## Assigned task
Work out how many lines in the listing below include the word "Move". Give nothing but the number.
+++ Record excerpts +++
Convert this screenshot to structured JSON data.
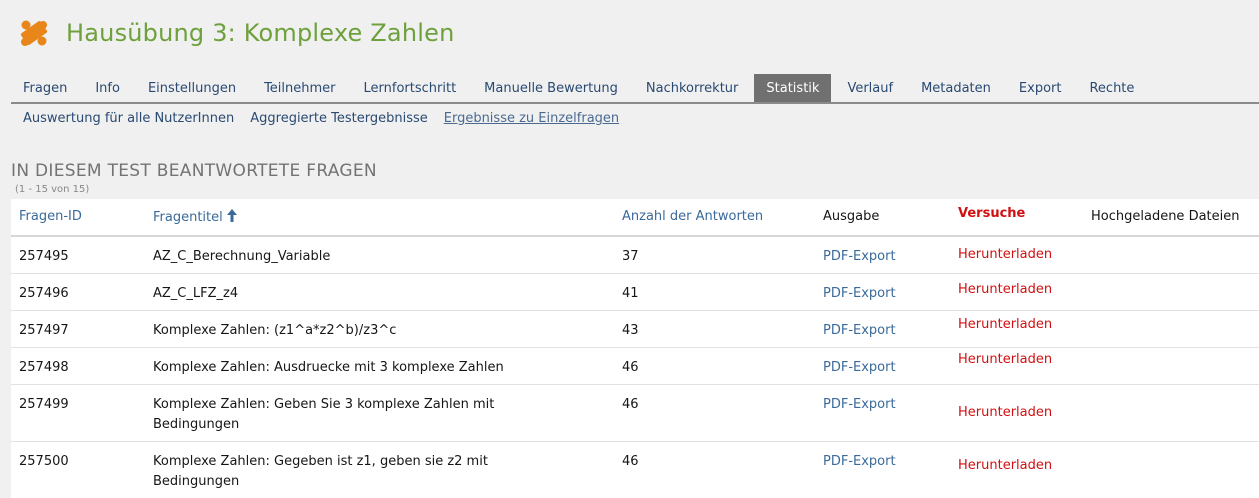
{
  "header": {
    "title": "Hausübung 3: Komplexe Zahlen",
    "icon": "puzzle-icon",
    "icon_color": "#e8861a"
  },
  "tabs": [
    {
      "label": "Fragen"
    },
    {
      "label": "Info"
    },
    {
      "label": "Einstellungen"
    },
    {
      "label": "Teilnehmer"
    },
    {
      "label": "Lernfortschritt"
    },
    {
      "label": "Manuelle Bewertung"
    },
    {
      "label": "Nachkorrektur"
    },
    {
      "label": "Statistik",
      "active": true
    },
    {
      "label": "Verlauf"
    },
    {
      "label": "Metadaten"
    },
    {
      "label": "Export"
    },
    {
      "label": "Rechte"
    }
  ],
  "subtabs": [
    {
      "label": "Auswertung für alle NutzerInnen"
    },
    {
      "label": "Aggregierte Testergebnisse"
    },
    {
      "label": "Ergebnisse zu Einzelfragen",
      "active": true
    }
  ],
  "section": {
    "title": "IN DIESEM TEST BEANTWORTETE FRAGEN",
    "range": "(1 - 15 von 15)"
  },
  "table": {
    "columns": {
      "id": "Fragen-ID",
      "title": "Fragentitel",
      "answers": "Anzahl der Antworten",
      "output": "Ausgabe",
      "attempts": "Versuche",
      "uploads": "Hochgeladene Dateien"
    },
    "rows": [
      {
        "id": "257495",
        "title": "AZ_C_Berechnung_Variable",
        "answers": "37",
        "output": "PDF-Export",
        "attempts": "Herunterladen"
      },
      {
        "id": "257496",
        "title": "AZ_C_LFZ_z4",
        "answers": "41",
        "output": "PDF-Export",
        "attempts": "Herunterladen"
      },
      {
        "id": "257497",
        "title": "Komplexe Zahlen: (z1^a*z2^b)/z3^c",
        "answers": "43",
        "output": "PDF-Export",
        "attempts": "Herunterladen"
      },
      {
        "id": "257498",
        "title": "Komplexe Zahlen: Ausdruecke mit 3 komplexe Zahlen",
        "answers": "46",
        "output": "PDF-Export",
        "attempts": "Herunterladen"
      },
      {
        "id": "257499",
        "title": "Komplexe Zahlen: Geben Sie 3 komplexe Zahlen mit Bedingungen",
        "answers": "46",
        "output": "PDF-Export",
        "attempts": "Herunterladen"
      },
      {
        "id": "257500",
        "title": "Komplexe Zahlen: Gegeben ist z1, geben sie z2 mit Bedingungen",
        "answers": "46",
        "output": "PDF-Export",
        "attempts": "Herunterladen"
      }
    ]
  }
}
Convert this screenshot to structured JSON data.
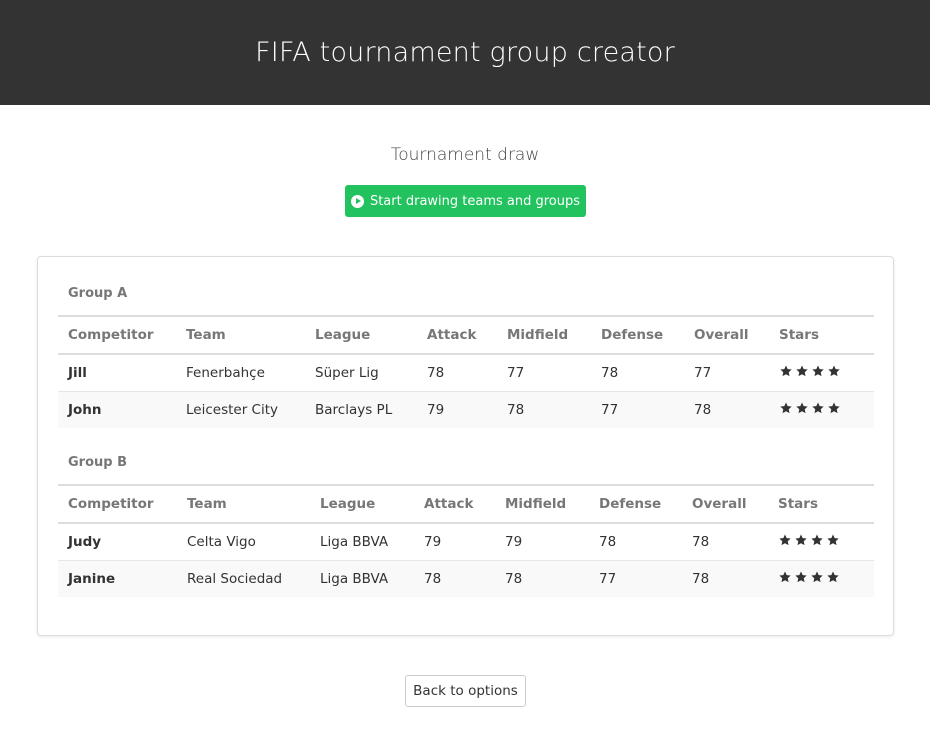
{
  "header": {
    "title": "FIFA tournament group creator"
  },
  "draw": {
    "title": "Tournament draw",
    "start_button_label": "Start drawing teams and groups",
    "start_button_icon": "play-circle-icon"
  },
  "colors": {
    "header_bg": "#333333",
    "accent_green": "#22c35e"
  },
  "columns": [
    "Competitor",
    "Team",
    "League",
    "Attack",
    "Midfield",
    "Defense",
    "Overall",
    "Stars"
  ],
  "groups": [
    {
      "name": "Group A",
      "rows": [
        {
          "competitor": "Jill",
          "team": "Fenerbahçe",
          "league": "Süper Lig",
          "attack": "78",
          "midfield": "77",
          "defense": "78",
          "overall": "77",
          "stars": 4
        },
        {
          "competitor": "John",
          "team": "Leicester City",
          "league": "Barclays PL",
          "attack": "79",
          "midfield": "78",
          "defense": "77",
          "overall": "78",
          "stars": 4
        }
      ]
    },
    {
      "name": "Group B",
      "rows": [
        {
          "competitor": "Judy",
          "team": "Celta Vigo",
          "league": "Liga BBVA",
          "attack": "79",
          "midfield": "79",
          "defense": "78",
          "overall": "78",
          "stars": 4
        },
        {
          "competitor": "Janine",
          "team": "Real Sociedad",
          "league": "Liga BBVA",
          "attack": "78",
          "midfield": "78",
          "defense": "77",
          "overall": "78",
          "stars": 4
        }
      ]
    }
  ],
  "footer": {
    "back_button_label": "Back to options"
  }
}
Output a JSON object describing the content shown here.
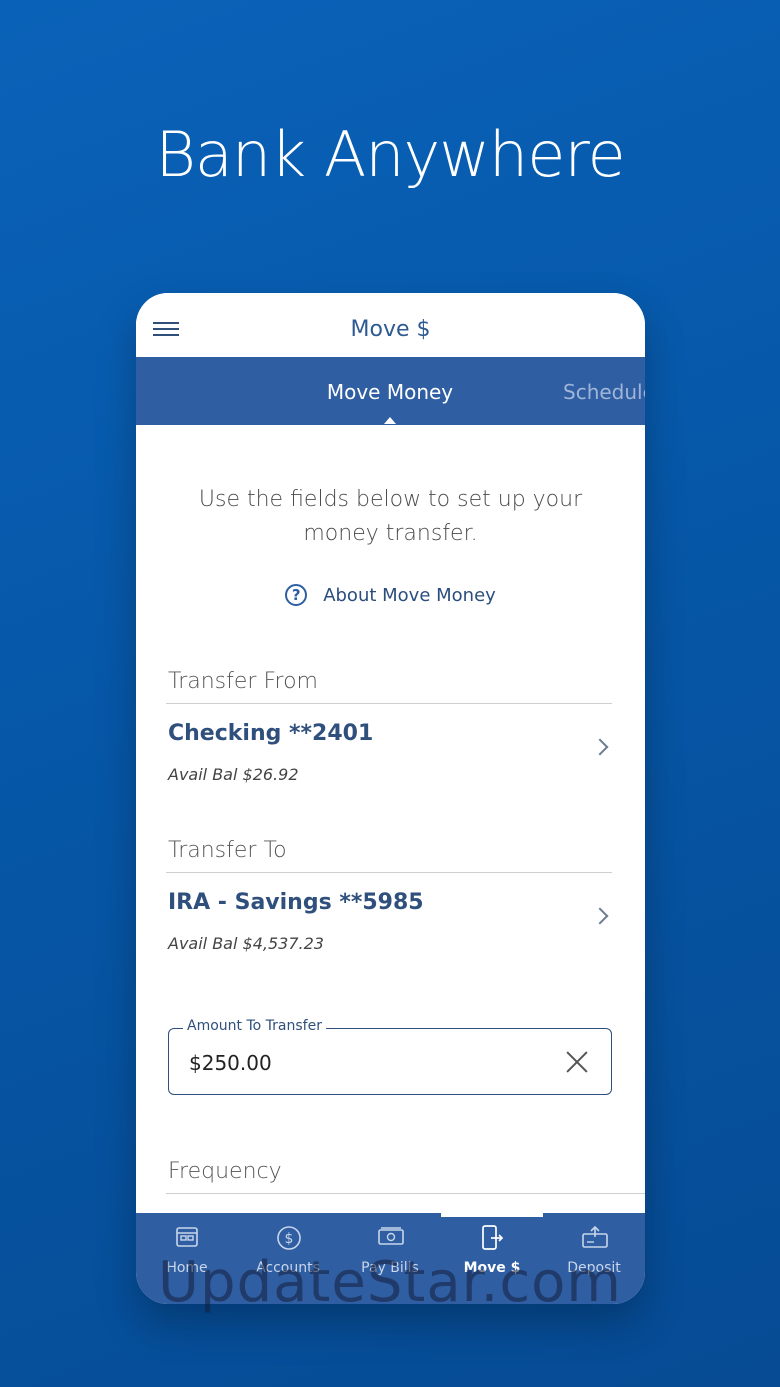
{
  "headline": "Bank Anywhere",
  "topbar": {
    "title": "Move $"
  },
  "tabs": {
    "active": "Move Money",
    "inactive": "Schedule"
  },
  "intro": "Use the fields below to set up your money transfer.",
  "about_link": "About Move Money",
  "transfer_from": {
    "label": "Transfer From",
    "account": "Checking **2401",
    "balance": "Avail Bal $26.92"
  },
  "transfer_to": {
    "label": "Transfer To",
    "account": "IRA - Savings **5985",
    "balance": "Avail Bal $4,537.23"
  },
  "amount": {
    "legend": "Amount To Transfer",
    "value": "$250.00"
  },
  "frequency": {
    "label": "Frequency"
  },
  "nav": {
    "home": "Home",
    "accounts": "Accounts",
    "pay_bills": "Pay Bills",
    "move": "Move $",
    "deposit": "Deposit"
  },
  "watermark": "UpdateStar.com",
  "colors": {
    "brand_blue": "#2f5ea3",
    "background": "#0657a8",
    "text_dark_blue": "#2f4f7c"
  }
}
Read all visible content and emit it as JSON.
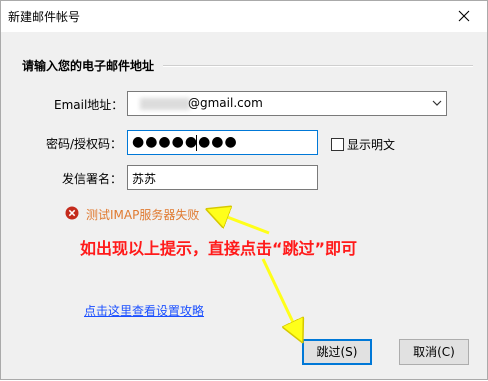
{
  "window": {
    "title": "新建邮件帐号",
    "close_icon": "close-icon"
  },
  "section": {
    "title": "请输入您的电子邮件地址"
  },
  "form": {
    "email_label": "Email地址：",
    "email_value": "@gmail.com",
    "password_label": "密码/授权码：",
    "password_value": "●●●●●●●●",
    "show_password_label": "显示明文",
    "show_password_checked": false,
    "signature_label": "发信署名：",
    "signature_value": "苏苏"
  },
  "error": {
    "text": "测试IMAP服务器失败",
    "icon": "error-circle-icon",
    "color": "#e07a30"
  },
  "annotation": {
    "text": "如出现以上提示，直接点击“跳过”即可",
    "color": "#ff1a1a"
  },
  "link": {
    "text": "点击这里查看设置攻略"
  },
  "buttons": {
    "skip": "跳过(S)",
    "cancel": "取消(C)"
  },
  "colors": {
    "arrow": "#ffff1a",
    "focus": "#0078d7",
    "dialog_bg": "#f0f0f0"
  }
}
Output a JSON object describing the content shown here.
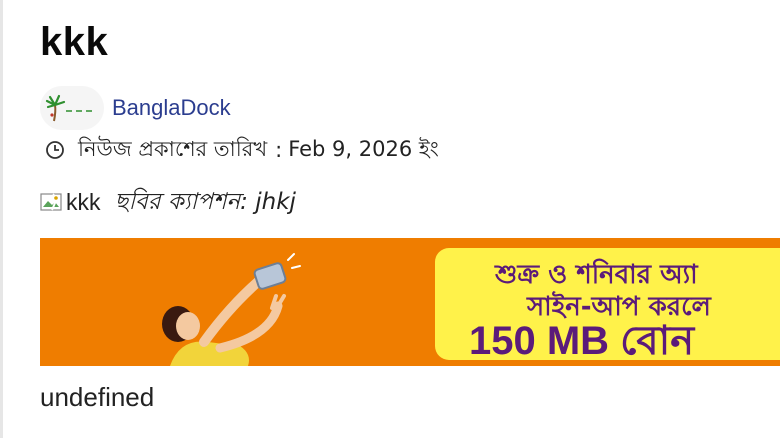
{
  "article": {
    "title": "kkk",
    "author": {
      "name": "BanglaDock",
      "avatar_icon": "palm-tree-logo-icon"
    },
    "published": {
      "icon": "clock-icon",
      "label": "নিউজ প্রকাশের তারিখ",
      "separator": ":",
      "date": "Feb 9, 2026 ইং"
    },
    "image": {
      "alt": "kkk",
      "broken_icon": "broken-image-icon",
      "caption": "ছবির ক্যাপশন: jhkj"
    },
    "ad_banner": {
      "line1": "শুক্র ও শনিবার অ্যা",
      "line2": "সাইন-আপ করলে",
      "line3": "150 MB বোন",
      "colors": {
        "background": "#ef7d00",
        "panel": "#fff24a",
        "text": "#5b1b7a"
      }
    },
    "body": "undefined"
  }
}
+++
## Task output
4